§ Exercise prompt
Collect each line of the entries that holds the string "John".

§ Working data

- - -

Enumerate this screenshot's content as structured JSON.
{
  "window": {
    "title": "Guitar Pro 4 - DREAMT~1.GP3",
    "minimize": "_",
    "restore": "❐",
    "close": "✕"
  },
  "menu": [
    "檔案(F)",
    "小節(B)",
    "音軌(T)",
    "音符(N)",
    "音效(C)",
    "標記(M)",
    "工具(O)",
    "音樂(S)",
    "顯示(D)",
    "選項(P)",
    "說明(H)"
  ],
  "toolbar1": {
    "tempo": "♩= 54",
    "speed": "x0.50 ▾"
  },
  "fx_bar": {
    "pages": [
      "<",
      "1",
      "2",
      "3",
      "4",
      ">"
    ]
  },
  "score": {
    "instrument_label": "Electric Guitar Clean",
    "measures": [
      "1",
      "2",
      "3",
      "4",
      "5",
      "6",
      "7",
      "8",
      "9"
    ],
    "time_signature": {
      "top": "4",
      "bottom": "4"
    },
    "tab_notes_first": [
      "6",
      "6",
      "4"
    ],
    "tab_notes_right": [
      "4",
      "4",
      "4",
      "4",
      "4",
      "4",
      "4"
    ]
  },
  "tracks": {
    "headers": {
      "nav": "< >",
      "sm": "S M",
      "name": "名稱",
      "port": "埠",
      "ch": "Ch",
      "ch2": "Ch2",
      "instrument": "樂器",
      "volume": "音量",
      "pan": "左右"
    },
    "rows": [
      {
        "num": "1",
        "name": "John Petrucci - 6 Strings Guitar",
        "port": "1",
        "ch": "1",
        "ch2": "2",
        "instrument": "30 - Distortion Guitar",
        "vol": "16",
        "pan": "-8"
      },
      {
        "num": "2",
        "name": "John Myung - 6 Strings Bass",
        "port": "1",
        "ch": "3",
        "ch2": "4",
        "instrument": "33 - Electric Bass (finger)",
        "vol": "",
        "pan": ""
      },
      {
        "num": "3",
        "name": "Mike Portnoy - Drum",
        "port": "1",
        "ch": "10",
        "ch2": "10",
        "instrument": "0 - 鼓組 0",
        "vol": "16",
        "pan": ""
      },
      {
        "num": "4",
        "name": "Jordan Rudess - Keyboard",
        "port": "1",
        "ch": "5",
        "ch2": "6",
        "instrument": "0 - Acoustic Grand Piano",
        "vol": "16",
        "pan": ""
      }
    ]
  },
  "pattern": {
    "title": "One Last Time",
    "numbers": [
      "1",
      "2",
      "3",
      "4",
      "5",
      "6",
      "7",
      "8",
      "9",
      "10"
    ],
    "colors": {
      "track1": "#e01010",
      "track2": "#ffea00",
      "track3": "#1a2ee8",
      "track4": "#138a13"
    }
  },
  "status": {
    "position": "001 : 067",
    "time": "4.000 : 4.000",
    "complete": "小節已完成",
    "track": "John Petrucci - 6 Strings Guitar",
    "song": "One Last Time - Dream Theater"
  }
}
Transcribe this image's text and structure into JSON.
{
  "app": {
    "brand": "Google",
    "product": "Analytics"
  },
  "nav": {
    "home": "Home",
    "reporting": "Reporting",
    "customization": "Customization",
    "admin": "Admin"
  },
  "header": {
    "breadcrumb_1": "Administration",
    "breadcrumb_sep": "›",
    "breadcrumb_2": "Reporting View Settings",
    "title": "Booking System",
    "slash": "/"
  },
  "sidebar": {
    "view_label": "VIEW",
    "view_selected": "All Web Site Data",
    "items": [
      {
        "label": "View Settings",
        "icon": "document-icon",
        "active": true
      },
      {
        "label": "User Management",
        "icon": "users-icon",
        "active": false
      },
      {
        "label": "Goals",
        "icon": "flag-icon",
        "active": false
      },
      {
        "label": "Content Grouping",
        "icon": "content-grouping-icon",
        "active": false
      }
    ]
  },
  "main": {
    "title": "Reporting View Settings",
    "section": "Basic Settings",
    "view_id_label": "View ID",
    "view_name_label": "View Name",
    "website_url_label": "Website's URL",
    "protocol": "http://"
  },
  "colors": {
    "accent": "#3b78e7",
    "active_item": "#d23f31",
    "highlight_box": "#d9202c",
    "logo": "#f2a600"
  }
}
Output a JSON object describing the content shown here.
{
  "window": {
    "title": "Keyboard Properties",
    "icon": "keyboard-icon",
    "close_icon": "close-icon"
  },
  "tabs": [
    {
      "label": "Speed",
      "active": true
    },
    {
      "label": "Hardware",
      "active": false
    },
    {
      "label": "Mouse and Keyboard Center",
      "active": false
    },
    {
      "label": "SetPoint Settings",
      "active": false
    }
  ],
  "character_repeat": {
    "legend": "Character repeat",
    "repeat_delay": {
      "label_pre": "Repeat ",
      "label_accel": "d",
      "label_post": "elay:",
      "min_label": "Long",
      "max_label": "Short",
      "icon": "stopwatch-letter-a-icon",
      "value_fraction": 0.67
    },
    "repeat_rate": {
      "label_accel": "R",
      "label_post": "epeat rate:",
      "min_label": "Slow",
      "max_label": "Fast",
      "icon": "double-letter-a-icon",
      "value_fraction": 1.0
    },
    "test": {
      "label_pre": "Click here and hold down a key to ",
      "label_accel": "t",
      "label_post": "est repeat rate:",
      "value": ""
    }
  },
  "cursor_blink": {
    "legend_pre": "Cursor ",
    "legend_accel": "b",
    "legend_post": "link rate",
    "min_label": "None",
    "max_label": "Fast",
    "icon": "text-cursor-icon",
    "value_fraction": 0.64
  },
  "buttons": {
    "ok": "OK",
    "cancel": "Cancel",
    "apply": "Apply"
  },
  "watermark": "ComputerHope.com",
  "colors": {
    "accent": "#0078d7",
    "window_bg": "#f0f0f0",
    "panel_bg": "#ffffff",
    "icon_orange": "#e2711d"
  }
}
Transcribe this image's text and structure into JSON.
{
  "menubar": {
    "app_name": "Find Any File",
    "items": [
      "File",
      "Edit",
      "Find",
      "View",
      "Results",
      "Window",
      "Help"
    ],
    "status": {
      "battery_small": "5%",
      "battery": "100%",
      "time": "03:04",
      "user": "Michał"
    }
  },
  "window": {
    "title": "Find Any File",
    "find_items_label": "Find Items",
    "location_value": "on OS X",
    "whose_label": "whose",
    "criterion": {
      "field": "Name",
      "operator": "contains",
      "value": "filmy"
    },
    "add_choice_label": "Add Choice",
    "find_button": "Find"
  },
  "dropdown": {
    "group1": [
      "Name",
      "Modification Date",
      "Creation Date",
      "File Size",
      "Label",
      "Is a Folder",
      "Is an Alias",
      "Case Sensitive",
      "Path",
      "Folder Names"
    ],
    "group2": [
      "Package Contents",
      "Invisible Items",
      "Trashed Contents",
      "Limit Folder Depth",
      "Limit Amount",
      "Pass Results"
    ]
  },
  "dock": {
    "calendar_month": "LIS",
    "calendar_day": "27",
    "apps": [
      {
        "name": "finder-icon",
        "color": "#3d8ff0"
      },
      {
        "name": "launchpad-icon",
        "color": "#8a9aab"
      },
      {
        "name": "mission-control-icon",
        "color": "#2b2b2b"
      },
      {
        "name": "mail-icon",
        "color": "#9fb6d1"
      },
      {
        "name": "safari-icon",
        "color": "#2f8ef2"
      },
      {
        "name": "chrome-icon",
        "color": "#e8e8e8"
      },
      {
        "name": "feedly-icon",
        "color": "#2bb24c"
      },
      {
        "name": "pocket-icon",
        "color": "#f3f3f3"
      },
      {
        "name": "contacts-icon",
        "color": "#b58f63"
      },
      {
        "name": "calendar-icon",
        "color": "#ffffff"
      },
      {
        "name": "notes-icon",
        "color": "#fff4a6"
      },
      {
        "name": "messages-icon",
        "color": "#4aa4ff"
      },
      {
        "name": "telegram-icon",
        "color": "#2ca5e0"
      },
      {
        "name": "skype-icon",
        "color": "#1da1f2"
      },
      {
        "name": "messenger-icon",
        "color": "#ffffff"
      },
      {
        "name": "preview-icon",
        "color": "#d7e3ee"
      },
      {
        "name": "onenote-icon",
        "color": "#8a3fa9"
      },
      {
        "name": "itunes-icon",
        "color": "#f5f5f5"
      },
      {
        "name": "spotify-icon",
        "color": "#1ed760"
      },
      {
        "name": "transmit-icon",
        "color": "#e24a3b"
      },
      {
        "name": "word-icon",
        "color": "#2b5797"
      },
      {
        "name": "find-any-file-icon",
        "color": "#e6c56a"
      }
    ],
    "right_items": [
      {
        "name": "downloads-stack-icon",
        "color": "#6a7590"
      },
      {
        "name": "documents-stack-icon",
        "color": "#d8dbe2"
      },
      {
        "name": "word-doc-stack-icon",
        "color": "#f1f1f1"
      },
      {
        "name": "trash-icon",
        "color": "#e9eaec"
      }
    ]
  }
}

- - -

§ Output below
        "name": "John Petrucci - 6 Strings Guitar",
        "name": "John Myung - 6 Strings Bass",
    "track": "John Petrucci - 6 Strings Guitar",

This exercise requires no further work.